Each line below that holds the word "nScrew" counts toward the answer; reply with the total number only.

● ● ● ●

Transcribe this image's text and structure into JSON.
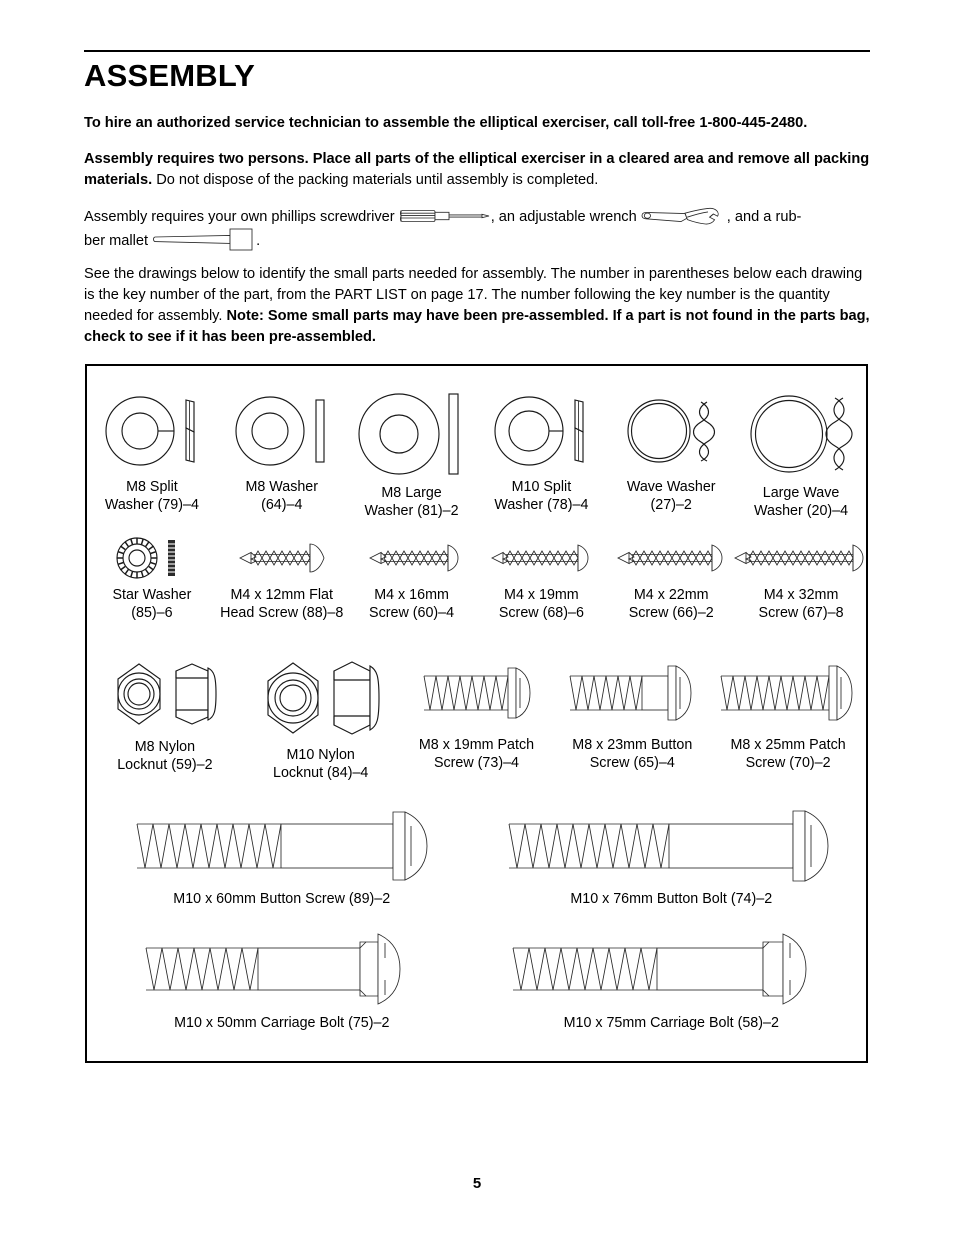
{
  "document": {
    "title": "ASSEMBLY",
    "page_number": "5"
  },
  "paragraphs": {
    "hire_technician": "To hire an authorized service technician to assemble the elliptical exerciser, call toll-free 1-800-445-2480.",
    "two_persons_bold": "Assembly requires two persons. Place all parts of the elliptical exerciser in a cleared area and remove all packing materials.",
    "two_persons_rest": " Do not dispose of the packing materials until assembly is completed.",
    "tools_part1": "Assembly requires your own phillips screwdriver ",
    "tools_part2": ", an adjustable wrench ",
    "tools_part3": ", and a rub-",
    "tools_part4": "ber mallet ",
    "tools_part5": ".",
    "drawings_intro": "See the drawings below to identify the small parts needed for assembly. The number in parentheses below each drawing is the key number of the part, from the PART LIST on page 17. The number following the key number is the quantity needed for assembly. ",
    "drawings_note_bold": "Note: Some small parts may have been pre-assembled. If a part is not found in the parts bag, check to see if it has been pre-assembled."
  },
  "tool_icons": {
    "screwdriver": "screwdriver-icon",
    "wrench": "adjustable-wrench-icon",
    "mallet": "rubber-mallet-icon"
  },
  "parts": {
    "row1": [
      {
        "icon": "m8-split-washer",
        "caption": "M8 Split\nWasher (79)–4",
        "name": "M8 Split Washer",
        "key": "79",
        "qty": "4"
      },
      {
        "icon": "m8-washer",
        "caption": "M8 Washer\n(64)–4",
        "name": "M8 Washer",
        "key": "64",
        "qty": "4"
      },
      {
        "icon": "m8-large-washer",
        "caption": "M8 Large\nWasher (81)–2",
        "name": "M8 Large Washer",
        "key": "81",
        "qty": "2"
      },
      {
        "icon": "m10-split-washer",
        "caption": "M10 Split\nWasher (78)–4",
        "name": "M10 Split Washer",
        "key": "78",
        "qty": "4"
      },
      {
        "icon": "wave-washer",
        "caption": "Wave Washer\n(27)–2",
        "name": "Wave Washer",
        "key": "27",
        "qty": "2"
      },
      {
        "icon": "large-wave-washer",
        "caption": "Large Wave\nWasher (20)–4",
        "name": "Large Wave Washer",
        "key": "20",
        "qty": "4"
      }
    ],
    "row2": [
      {
        "icon": "star-washer",
        "caption": "Star Washer\n(85)–6",
        "name": "Star Washer",
        "key": "85",
        "qty": "6"
      },
      {
        "icon": "m4-12mm-flat-head-screw",
        "caption": "M4 x 12mm Flat\nHead Screw (88)–8",
        "name": "M4 x 12mm Flat Head Screw",
        "key": "88",
        "qty": "8"
      },
      {
        "icon": "m4-16mm-screw",
        "caption": "M4 x 16mm\nScrew (60)–4",
        "name": "M4 x 16mm Screw",
        "key": "60",
        "qty": "4"
      },
      {
        "icon": "m4-19mm-screw",
        "caption": "M4 x 19mm\nScrew (68)–6",
        "name": "M4 x 19mm Screw",
        "key": "68",
        "qty": "6"
      },
      {
        "icon": "m4-22mm-screw",
        "caption": "M4 x 22mm\nScrew (66)–2",
        "name": "M4 x 22mm Screw",
        "key": "66",
        "qty": "2"
      },
      {
        "icon": "m4-32mm-screw",
        "caption": "M4 x 32mm\nScrew (67)–8",
        "name": "M4 x 32mm Screw",
        "key": "67",
        "qty": "8"
      }
    ],
    "row3": [
      {
        "icon": "m8-nylon-locknut",
        "caption": "M8 Nylon\nLocknut (59)–2",
        "name": "M8 Nylon Locknut",
        "key": "59",
        "qty": "2"
      },
      {
        "icon": "m10-nylon-locknut",
        "caption": "M10 Nylon\nLocknut (84)–4",
        "name": "M10 Nylon Locknut",
        "key": "84",
        "qty": "4"
      },
      {
        "icon": "m8-19mm-patch-screw",
        "caption": "M8 x 19mm Patch\nScrew (73)–4",
        "name": "M8 x 19mm Patch Screw",
        "key": "73",
        "qty": "4"
      },
      {
        "icon": "m8-23mm-button-screw",
        "caption": "M8 x 23mm Button\nScrew (65)–4",
        "name": "M8 x 23mm Button Screw",
        "key": "65",
        "qty": "4"
      },
      {
        "icon": "m8-25mm-patch-screw",
        "caption": "M8 x 25mm Patch\nScrew (70)–2",
        "name": "M8 x 25mm Patch Screw",
        "key": "70",
        "qty": "2"
      }
    ],
    "row4": [
      {
        "icon": "m10-60mm-button-screw",
        "caption": "M10 x 60mm Button Screw (89)–2",
        "name": "M10 x 60mm Button Screw",
        "key": "89",
        "qty": "2"
      },
      {
        "icon": "m10-76mm-button-bolt",
        "caption": "M10 x 76mm Button Bolt (74)–2",
        "name": "M10 x 76mm Button Bolt",
        "key": "74",
        "qty": "2"
      }
    ],
    "row5": [
      {
        "icon": "m10-50mm-carriage-bolt",
        "caption": "M10 x 50mm Carriage Bolt (75)–2",
        "name": "M10 x 50mm Carriage Bolt",
        "key": "75",
        "qty": "2"
      },
      {
        "icon": "m10-75mm-carriage-bolt",
        "caption": "M10 x 75mm Carriage Bolt (58)–2",
        "name": "M10 x 75mm Carriage Bolt",
        "key": "58",
        "qty": "2"
      }
    ]
  },
  "colors": {
    "ink": "#000000",
    "line_art": "#1a1a1a",
    "paper": "#ffffff"
  }
}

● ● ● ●

**RESPONSE:**
7